Website and app data records:

..........

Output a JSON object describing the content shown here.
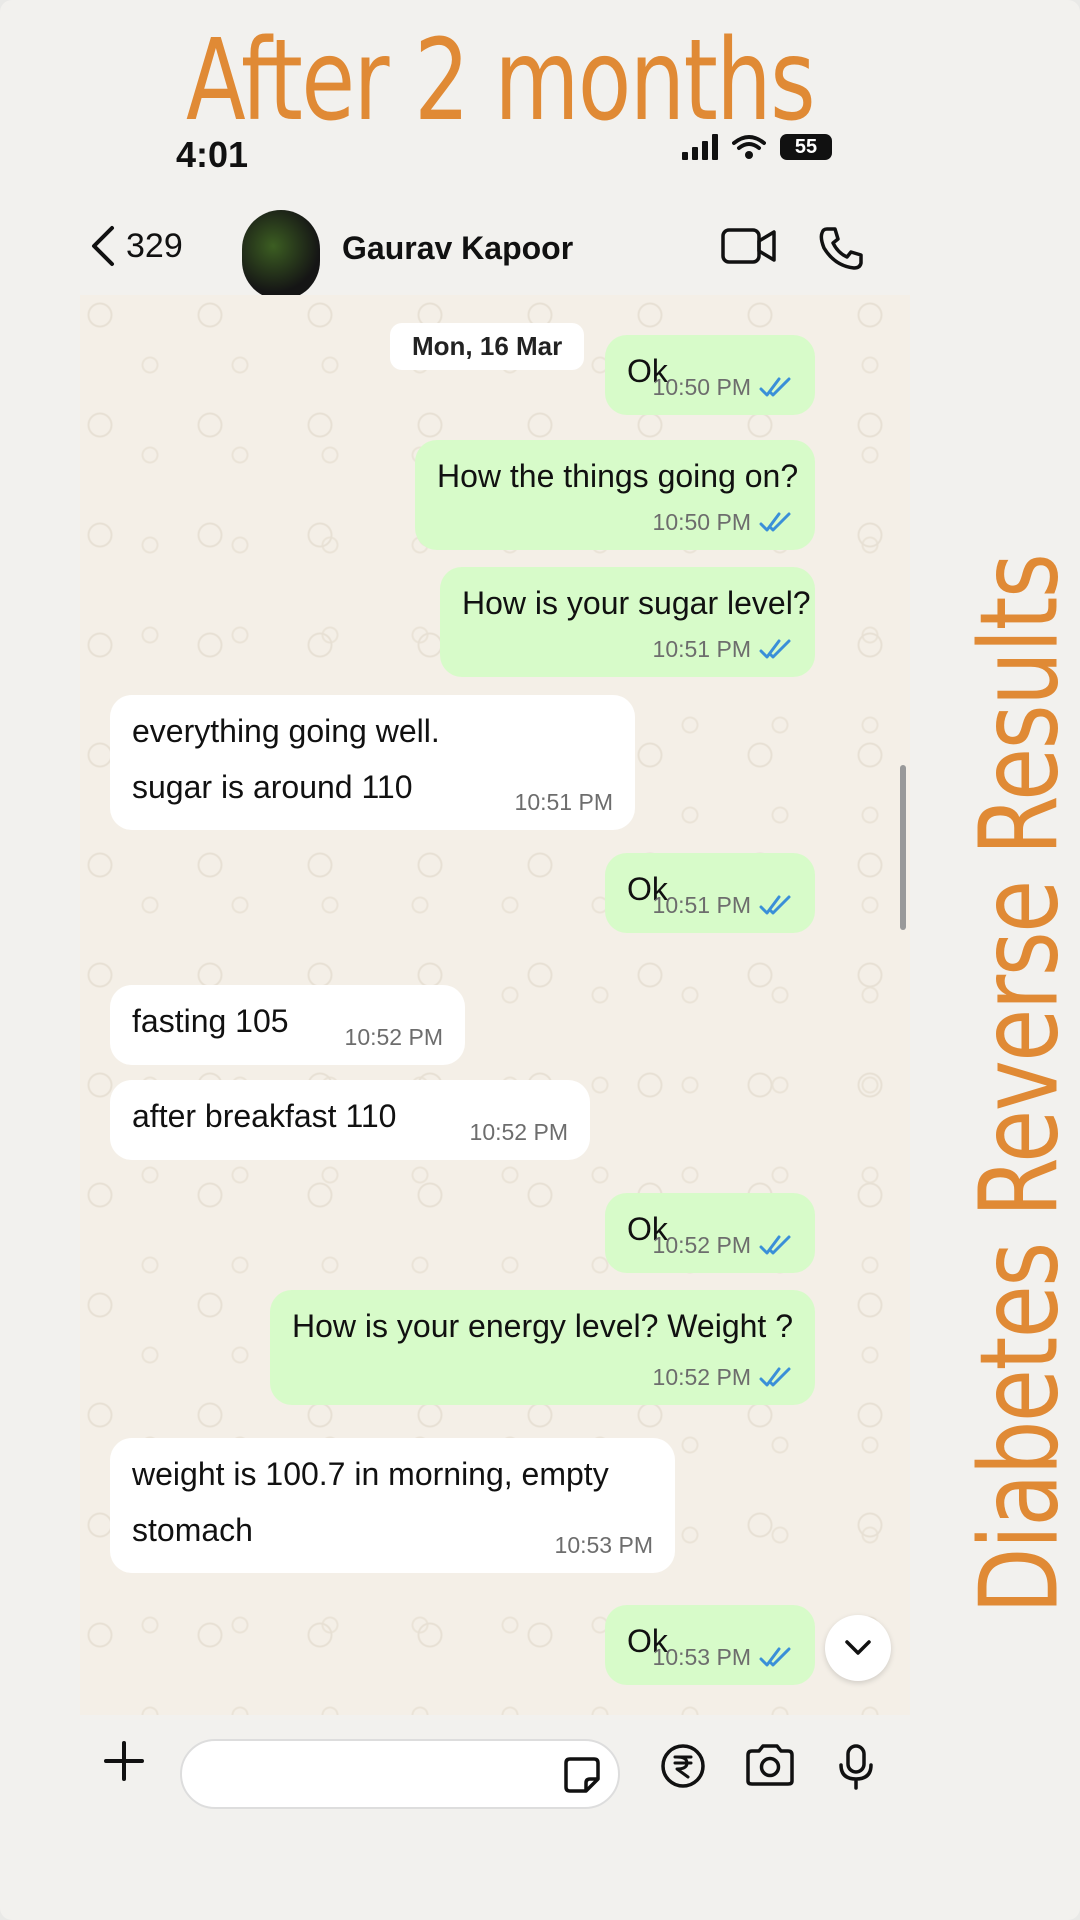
{
  "overlay": {
    "title": "After 2 months",
    "side_text": "Diabetes Reverse Results"
  },
  "status_bar": {
    "time": "4:01",
    "battery": "55"
  },
  "chat_header": {
    "back_count": "329",
    "contact_name": "Gaurav Kapoor",
    "video_icon": "video-call-icon",
    "phone_icon": "phone-call-icon"
  },
  "chat": {
    "date_chip": "Mon, 16 Mar",
    "messages": [
      {
        "dir": "out",
        "lines": [
          "Ok"
        ],
        "time": "10:50 PM",
        "read": true
      },
      {
        "dir": "out",
        "lines": [
          "How the things going on?"
        ],
        "time": "10:50 PM",
        "read": true
      },
      {
        "dir": "out",
        "lines": [
          "How is your sugar level?"
        ],
        "time": "10:51 PM",
        "read": true
      },
      {
        "dir": "in",
        "lines": [
          "everything going well.",
          "sugar is around 110"
        ],
        "time": "10:51 PM"
      },
      {
        "dir": "out",
        "lines": [
          "Ok"
        ],
        "time": "10:51 PM",
        "read": true
      },
      {
        "dir": "in",
        "lines": [
          "fasting 105"
        ],
        "time": "10:52 PM"
      },
      {
        "dir": "in",
        "lines": [
          "after breakfast 110"
        ],
        "time": "10:52 PM"
      },
      {
        "dir": "out",
        "lines": [
          "Ok"
        ],
        "time": "10:52 PM",
        "read": true
      },
      {
        "dir": "out",
        "lines": [
          "How is your energy level? Weight ?"
        ],
        "time": "10:52 PM",
        "read": true
      },
      {
        "dir": "in",
        "lines": [
          "weight is 100.7 in morning, empty",
          "stomach"
        ],
        "time": "10:53 PM"
      },
      {
        "dir": "out",
        "lines": [
          "Ok"
        ],
        "time": "10:53 PM",
        "read": true
      }
    ]
  },
  "composer": {
    "placeholder": "",
    "icons": [
      "plus-icon",
      "sticker-icon",
      "rupee-payment-icon",
      "camera-icon",
      "microphone-icon"
    ]
  },
  "colors": {
    "overlay_orange": "#e08a35",
    "outgoing_bubble": "#d7fbc9",
    "incoming_bubble": "#ffffff",
    "read_tick": "#3a8fd8"
  }
}
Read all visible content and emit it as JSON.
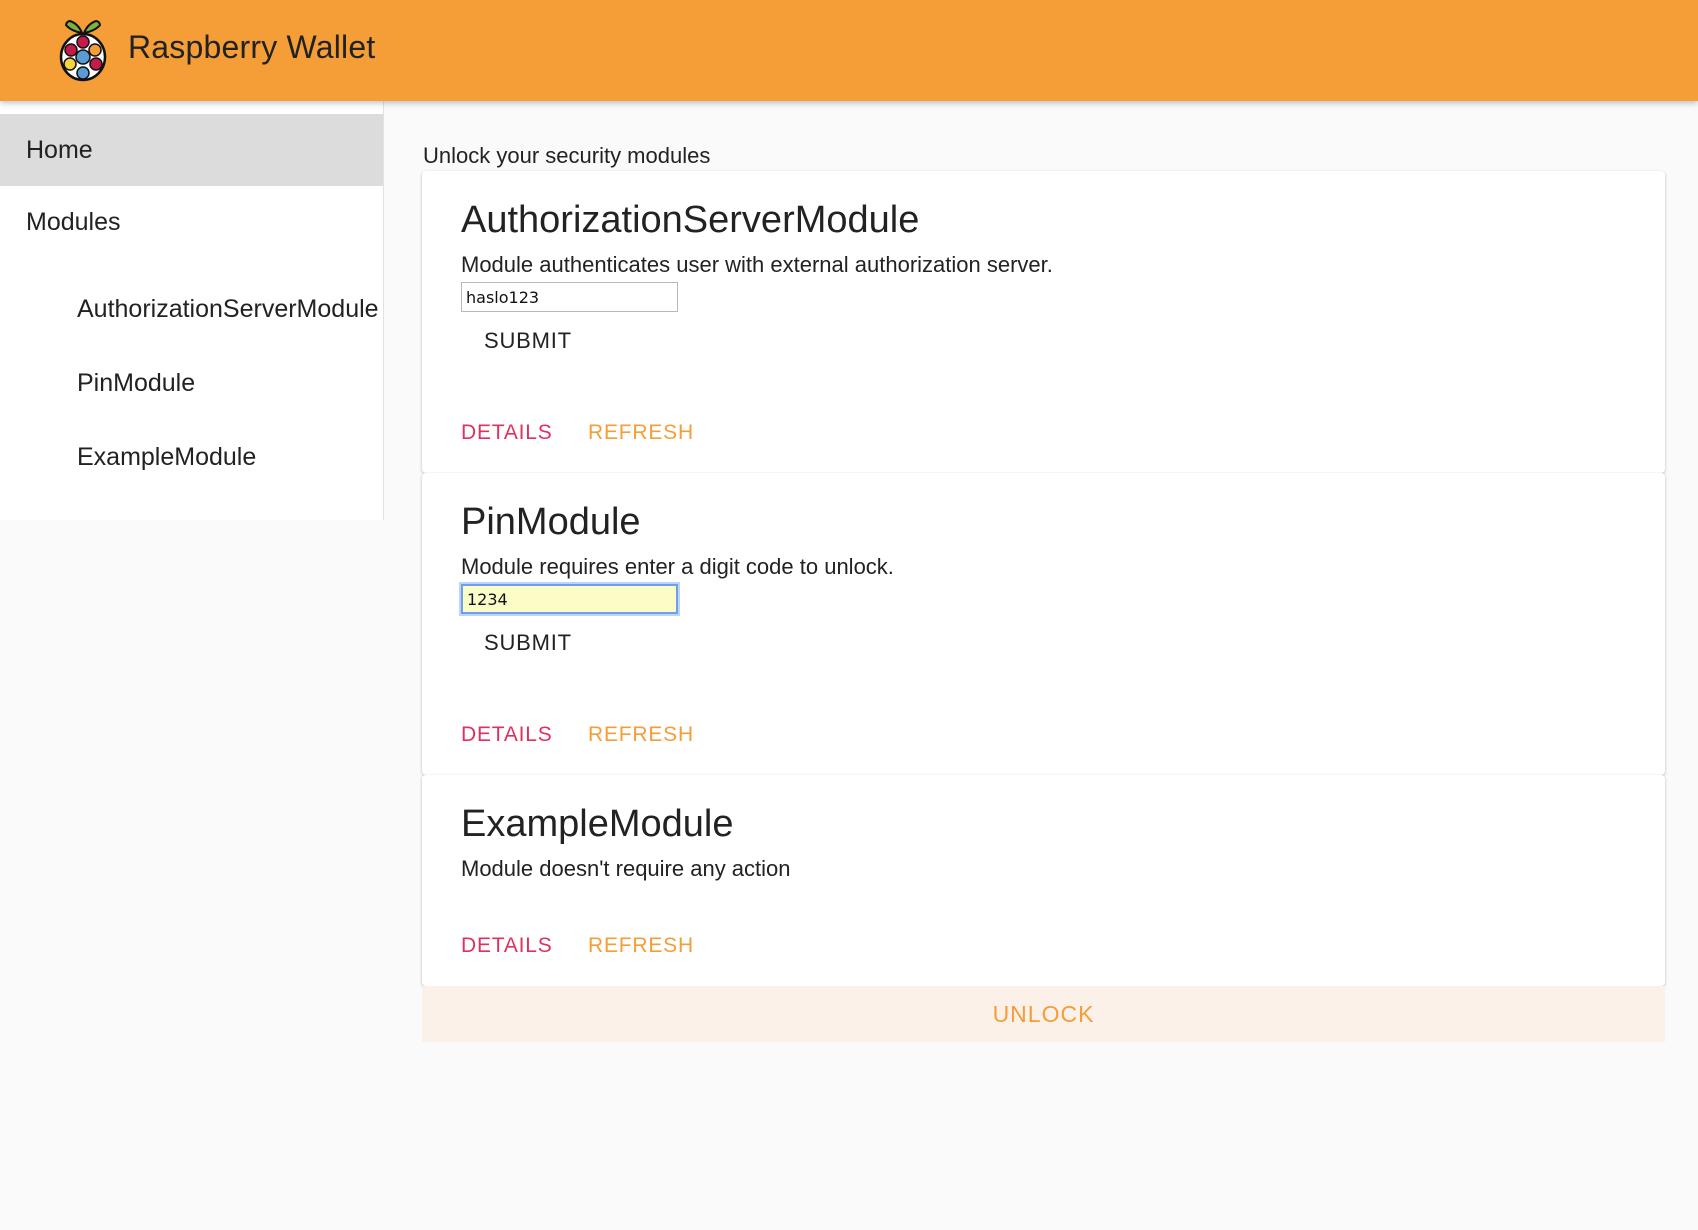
{
  "app": {
    "title": "Raspberry Wallet",
    "logo_icon": "raspberry-pi-logo-icon",
    "accent_color": "#f59e38"
  },
  "sidebar": {
    "home": "Home",
    "modules": "Modules",
    "items": [
      {
        "label": "AuthorizationServerModule"
      },
      {
        "label": "PinModule"
      },
      {
        "label": "ExampleModule"
      }
    ]
  },
  "main": {
    "subtitle": "Unlock your security modules",
    "cards": [
      {
        "title": "AuthorizationServerModule",
        "description": "Module authenticates user with external authorization server.",
        "input_value": "haslo123",
        "submit": "SUBMIT",
        "details": "DETAILS",
        "refresh": "REFRESH"
      },
      {
        "title": "PinModule",
        "description": "Module requires enter a digit code to unlock.",
        "input_value": "1234",
        "submit": "SUBMIT",
        "details": "DETAILS",
        "refresh": "REFRESH"
      },
      {
        "title": "ExampleModule",
        "description": "Module doesn't require any action",
        "details": "DETAILS",
        "refresh": "REFRESH"
      }
    ],
    "unlock": "UNLOCK"
  },
  "colors": {
    "details": "#e0305f",
    "refresh": "#f59e38",
    "unlock_bg": "#fbf1e8"
  }
}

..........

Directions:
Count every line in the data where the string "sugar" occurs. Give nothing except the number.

Exercise answer:
2